## REQUIREMENT
Return every line of the data below word for word, including the punctuation.

## MATERIAL PROVIDED
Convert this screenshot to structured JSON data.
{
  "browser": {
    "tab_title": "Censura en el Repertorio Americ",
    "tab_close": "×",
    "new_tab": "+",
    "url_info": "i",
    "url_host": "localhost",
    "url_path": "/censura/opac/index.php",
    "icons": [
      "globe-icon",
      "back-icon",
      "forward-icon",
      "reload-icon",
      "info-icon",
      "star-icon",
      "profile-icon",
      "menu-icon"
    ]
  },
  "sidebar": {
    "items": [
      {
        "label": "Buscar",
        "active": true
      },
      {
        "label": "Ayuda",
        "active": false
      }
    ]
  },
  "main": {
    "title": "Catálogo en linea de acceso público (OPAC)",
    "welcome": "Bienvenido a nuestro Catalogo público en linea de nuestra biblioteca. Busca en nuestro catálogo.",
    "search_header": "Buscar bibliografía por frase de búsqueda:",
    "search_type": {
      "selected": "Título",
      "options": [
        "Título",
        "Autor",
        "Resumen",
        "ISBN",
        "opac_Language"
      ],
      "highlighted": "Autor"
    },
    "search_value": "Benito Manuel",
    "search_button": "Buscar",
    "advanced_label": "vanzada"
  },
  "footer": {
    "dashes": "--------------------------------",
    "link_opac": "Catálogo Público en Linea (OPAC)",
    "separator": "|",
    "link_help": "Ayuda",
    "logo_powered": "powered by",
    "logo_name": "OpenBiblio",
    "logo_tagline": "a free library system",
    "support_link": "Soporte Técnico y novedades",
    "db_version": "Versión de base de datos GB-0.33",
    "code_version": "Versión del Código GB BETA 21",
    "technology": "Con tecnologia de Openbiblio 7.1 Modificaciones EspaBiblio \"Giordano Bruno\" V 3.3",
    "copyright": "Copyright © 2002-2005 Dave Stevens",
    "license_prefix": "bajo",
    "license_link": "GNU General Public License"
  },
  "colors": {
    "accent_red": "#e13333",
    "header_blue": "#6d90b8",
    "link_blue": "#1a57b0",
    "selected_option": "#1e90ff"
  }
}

## REPLY TO THE EXERCISE
Convert this screenshot to structured JSON data.
{
  "browser": {
    "tab_title": "Censura en el Repertorio Americ",
    "tab_close": "×",
    "new_tab": "+",
    "url_info": "i",
    "url_host": "localhost",
    "url_path": "/censura/opac/index.php",
    "icons": [
      "globe-icon",
      "back-icon",
      "forward-icon",
      "reload-icon",
      "info-icon",
      "star-icon",
      "profile-icon",
      "menu-icon"
    ]
  },
  "sidebar": {
    "items": [
      {
        "label": "Buscar",
        "active": true
      },
      {
        "label": "Ayuda",
        "active": false
      }
    ]
  },
  "main": {
    "title": "Catálogo en linea de acceso público (OPAC)",
    "welcome": "Bienvenido a nuestro Catalogo público en linea de nuestra biblioteca. Busca en nuestro catálogo.",
    "search_header": "Buscar bibliografía por frase de búsqueda:",
    "search_type": {
      "selected": "Título",
      "options": [
        "Título",
        "Autor",
        "Resumen",
        "ISBN",
        "opac_Language"
      ],
      "highlighted": "Autor"
    },
    "search_value": "Benito Manuel",
    "search_button": "Buscar",
    "advanced_label": "vanzada"
  },
  "footer": {
    "dashes": "--------------------------------",
    "link_opac": "Catálogo Público en Linea (OPAC)",
    "separator": "|",
    "link_help": "Ayuda",
    "logo_powered": "powered by",
    "logo_name": "OpenBiblio",
    "logo_tagline": "a free library system",
    "support_link": "Soporte Técnico y novedades",
    "db_version": "Versión de base de datos GB-0.33",
    "code_version": "Versión del Código GB BETA 21",
    "technology": "Con tecnologia de Openbiblio 7.1 Modificaciones EspaBiblio \"Giordano Bruno\" V 3.3",
    "copyright": "Copyright © 2002-2005 Dave Stevens",
    "license_prefix": "bajo",
    "license_link": "GNU General Public License"
  },
  "colors": {
    "accent_red": "#e13333",
    "header_blue": "#6d90b8",
    "link_blue": "#1a57b0",
    "selected_option": "#1e90ff"
  }
}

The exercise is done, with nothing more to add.